“Above and beyond is what I do,” Tony said, clapping him on the shoulder. He paused. “You know, I was prepared to hate you, after I got over the shock of seeing you alive and kicking. I told you that me and the old man had a complicated relationship, and you were part of that. But uh…you’re all right, Steve. I’ve been glad to help you, this whole time.”
Steve stopped in the entrance to the apartment, his apartment.
Tony turned back to look at him. “What?” he asked.
Steve thought for a long moment about all the things he wanted to say, and felt overfull with them, unable to choose one. Because when Tony had shown him his room, he’d looked at the massive expanse of empty space, devoid of character, clean and sterile, and it was like looking at a blank canvas, full of nothing but what Steve could want, free of expectations, and open to whatever things, old and new, he chose to place there.
He wanted to say a great deal, and all of it felt like too much, too soon. He wanted to say it anyway, but he knew he probably shouldn't.
“Nothing,” he said eventually. “Just…thanks. Again.”
“You’ve got great timing, actually,” Tony said, looking slightly uncomfortable. “I was going to turn the reactor power on tonight—hook it up to the grid. Provide the surrounding three blocks with free power. It’s gonna be a nice little light show; Pepper will come by too, so you can meet her, she’ll get a thrill out of that.”
“We gonna have Coulson chasing you down again?”
“Probably," Steve said, rubbing the back of his neck. "I got a brief call from Natasha the other day saying she was being transferred to a new op, maybe serious, something to do with an agent that’s been compromised. They may actually need me around, instead of just keeping me on site and on call. Iron Man too, if it’s really bad.”

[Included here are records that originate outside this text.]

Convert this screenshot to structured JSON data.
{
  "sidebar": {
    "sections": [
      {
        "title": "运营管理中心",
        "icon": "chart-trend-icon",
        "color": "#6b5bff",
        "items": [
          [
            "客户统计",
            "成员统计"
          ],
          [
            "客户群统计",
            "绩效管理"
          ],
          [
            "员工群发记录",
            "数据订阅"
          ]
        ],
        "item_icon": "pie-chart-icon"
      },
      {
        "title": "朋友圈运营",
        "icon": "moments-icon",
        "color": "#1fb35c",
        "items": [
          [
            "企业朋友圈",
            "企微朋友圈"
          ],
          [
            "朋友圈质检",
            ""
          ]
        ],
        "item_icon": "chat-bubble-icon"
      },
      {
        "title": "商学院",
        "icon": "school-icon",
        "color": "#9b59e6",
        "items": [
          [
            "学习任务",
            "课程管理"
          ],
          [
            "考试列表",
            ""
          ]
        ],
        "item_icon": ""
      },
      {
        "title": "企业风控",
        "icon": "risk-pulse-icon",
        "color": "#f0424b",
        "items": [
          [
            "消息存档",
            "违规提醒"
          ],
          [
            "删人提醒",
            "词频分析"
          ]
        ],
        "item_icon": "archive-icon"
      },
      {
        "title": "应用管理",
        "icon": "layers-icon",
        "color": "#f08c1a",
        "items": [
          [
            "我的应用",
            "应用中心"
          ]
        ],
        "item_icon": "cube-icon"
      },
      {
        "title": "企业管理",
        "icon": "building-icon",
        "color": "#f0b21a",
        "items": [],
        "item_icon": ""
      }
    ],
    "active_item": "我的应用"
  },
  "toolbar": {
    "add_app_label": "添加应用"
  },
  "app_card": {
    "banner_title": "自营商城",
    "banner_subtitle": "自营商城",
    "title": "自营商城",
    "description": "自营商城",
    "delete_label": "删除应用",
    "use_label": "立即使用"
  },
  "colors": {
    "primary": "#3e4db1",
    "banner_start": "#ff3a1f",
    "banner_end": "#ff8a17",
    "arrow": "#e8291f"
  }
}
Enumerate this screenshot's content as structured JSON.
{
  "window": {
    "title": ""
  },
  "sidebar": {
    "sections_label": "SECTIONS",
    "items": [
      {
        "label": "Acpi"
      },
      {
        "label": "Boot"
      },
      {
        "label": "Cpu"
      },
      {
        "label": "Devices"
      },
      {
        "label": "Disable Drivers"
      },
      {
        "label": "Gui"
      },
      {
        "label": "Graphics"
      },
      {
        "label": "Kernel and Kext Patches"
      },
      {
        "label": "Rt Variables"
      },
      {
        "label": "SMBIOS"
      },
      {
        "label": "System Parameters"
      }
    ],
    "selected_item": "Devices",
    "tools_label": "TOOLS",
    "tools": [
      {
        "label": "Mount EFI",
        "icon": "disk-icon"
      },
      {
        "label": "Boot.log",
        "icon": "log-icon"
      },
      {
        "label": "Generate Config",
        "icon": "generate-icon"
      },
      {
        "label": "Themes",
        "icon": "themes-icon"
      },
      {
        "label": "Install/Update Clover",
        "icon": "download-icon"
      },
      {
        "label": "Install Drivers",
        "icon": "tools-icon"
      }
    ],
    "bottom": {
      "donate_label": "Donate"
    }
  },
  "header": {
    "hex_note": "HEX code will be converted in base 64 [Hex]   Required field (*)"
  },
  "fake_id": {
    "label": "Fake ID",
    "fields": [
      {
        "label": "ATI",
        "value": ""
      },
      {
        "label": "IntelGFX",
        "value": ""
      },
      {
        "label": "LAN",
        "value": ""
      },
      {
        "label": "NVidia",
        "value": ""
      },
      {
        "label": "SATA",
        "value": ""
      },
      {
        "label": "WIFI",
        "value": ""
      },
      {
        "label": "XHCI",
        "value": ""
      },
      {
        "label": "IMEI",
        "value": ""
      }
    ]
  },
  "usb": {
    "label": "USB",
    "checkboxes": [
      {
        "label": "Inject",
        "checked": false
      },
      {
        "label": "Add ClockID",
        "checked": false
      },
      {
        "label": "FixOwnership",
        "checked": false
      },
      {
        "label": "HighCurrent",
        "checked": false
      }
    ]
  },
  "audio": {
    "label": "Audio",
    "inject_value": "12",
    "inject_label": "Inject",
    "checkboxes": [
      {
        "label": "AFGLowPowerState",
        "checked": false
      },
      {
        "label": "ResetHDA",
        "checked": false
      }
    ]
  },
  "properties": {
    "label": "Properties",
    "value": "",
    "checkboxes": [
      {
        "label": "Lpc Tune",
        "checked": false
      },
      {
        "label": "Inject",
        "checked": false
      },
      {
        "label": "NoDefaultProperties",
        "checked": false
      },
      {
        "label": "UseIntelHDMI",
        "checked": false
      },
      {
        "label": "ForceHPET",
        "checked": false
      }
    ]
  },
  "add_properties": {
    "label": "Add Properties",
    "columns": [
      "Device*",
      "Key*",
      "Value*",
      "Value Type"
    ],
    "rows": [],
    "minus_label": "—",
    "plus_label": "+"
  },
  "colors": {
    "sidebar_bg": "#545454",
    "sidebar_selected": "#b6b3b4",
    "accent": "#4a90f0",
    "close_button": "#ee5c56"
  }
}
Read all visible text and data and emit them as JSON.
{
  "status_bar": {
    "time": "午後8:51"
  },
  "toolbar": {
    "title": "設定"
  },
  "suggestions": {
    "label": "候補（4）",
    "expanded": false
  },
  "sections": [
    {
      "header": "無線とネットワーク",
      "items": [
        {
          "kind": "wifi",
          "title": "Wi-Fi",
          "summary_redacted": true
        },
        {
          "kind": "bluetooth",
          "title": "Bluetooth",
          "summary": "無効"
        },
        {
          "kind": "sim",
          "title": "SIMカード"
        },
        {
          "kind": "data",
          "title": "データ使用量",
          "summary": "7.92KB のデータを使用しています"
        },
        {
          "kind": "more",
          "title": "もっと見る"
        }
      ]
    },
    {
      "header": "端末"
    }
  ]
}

“Well, at least the attorney fees won’t be wasted, then. Ugh, it's probably aliens, the way our lives are going.” Tony looked at his watch. “Hey, so there’s nothing interesting on your floor yet, but I can definitely show you around the rest of the building, at least what’s up and running, which is more than when you were here last time. And Pepper’s coming at six, and she's bringing champagne, so that’ll be fun. Hey! How d’you want to get the rest of your stuff? You’re friends with Hill, right, she's in Fury's pocket but she probably likes you anyway, charmer that you are, maybe she could smuggle it out…JARVIS! What say you?” He started to drift back towards the elevator, commentating and gesticulating wildly.
Steve grinned, and made to follow, a warm feeling growing in his chest.
Maybe sometime soon, when things were settled, and there wasn't a distant threat on the horizon, he’d show Tony one of the emails he’d never sent, one of the more important ones.
I’m glad you were the first person I saw. It could have been so much worse, my imagination runs away from me at times, and I’ve thought of so many ways it could have been awful, so much more awful than it was, is…
I’m glad it was you.